**Instructions to follow:** Whenever a line in the records below holds the string "Windows", copy it out.

= = = = =

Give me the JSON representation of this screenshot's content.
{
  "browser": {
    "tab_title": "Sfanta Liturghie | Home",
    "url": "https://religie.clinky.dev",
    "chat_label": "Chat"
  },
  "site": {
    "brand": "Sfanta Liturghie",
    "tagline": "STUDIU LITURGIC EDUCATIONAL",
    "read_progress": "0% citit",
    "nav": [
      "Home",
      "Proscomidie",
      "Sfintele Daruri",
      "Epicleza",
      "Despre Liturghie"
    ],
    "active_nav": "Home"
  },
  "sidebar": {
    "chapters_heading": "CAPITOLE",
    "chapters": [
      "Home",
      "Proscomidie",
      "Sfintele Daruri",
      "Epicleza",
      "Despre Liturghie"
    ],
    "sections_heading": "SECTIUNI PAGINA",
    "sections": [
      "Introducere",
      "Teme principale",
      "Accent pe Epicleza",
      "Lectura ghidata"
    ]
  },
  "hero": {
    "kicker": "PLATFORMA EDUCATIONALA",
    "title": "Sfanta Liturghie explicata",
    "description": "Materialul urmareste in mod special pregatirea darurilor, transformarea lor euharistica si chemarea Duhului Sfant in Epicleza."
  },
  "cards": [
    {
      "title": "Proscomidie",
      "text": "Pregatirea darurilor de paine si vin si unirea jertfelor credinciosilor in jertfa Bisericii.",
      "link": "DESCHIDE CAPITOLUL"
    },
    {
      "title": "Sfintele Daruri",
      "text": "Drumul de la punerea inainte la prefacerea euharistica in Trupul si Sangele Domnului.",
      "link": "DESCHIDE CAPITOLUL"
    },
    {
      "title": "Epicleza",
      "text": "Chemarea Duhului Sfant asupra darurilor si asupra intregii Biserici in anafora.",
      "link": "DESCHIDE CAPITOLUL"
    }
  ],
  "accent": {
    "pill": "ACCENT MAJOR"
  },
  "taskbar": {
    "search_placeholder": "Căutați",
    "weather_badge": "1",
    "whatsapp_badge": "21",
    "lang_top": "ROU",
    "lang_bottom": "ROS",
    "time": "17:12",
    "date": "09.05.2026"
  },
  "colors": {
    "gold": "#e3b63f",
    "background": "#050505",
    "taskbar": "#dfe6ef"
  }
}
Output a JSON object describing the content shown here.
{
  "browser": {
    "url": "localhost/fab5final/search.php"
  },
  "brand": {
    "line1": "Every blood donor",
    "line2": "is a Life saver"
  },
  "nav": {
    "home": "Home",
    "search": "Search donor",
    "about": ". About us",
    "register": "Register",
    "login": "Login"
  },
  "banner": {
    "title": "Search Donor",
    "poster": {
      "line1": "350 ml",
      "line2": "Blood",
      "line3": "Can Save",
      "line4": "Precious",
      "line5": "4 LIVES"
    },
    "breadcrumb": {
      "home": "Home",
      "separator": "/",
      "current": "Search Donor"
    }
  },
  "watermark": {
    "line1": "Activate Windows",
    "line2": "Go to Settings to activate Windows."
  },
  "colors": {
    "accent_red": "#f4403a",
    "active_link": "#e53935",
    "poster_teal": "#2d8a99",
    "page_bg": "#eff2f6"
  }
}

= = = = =

**Response to the exercise:**
    "line1": "Activate Windows",
    "line2": "Go to Settings to activate Windows."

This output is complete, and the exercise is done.